== Segment start ==

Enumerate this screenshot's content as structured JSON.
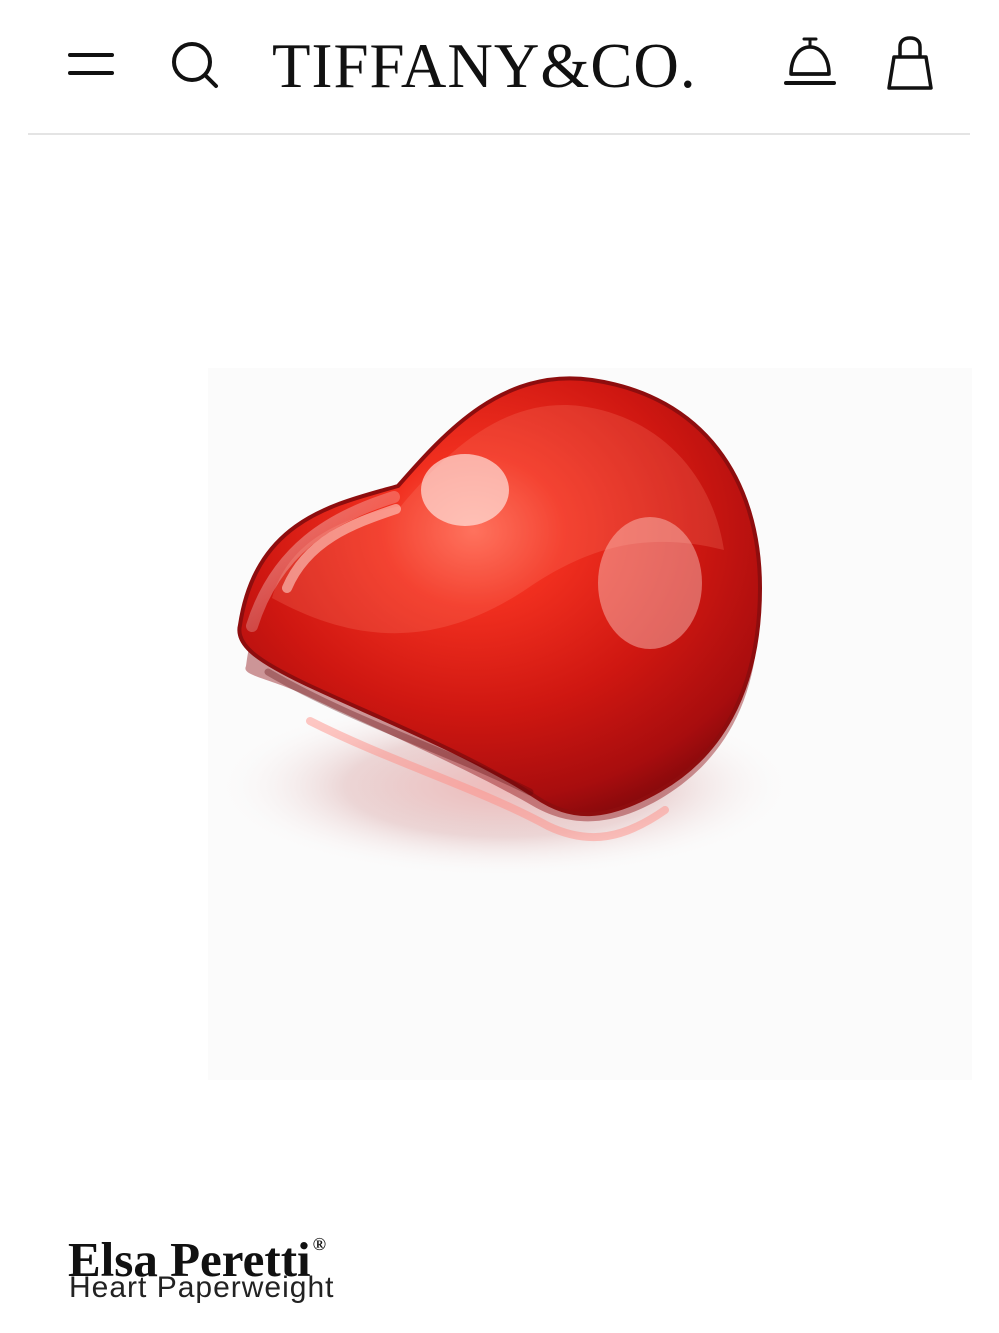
{
  "header": {
    "logo_text": "TIFFANY&CO.",
    "icons": {
      "menu": "menu-icon",
      "search": "search-icon",
      "concierge": "concierge-bell-icon",
      "bag": "shopping-bag-icon"
    }
  },
  "product": {
    "designer": "Elsa Peretti",
    "designer_mark": "®",
    "name": "Heart Paperweight",
    "image": "red-heart-paperweight"
  },
  "colors": {
    "background": "#ffffff",
    "divider": "#e4e4e4",
    "text": "#111111",
    "product_red": "#d91f16"
  }
}
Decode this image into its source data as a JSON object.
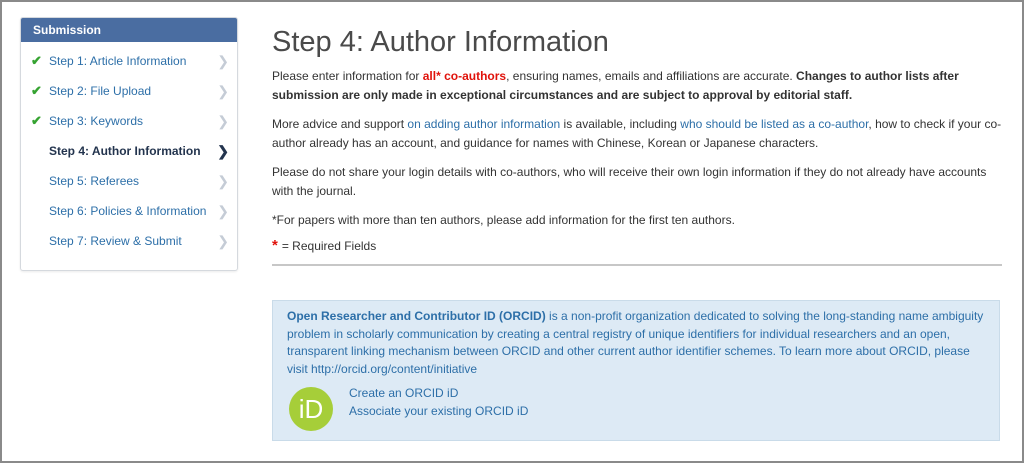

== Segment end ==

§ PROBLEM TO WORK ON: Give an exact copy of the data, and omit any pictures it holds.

§ RESULT OF THE TASK:
Enumerate this screenshot's content as structured JSON.
{
  "header": {
    "logo_text": "TIFFANY&CO.",
    "icons": {
      "menu": "menu-icon",
      "search": "search-icon",
      "concierge": "concierge-bell-icon",
      "bag": "shopping-bag-icon"
    }
  },
  "product": {
    "designer": "Elsa Peretti",
    "designer_mark": "®",
    "name": "Heart Paperweight",
    "image": "red-heart-paperweight"
  },
  "colors": {
    "background": "#ffffff",
    "divider": "#e4e4e4",
    "text": "#111111",
    "product_red": "#d91f16"
  }
}
Decode this image into its source data as a JSON object.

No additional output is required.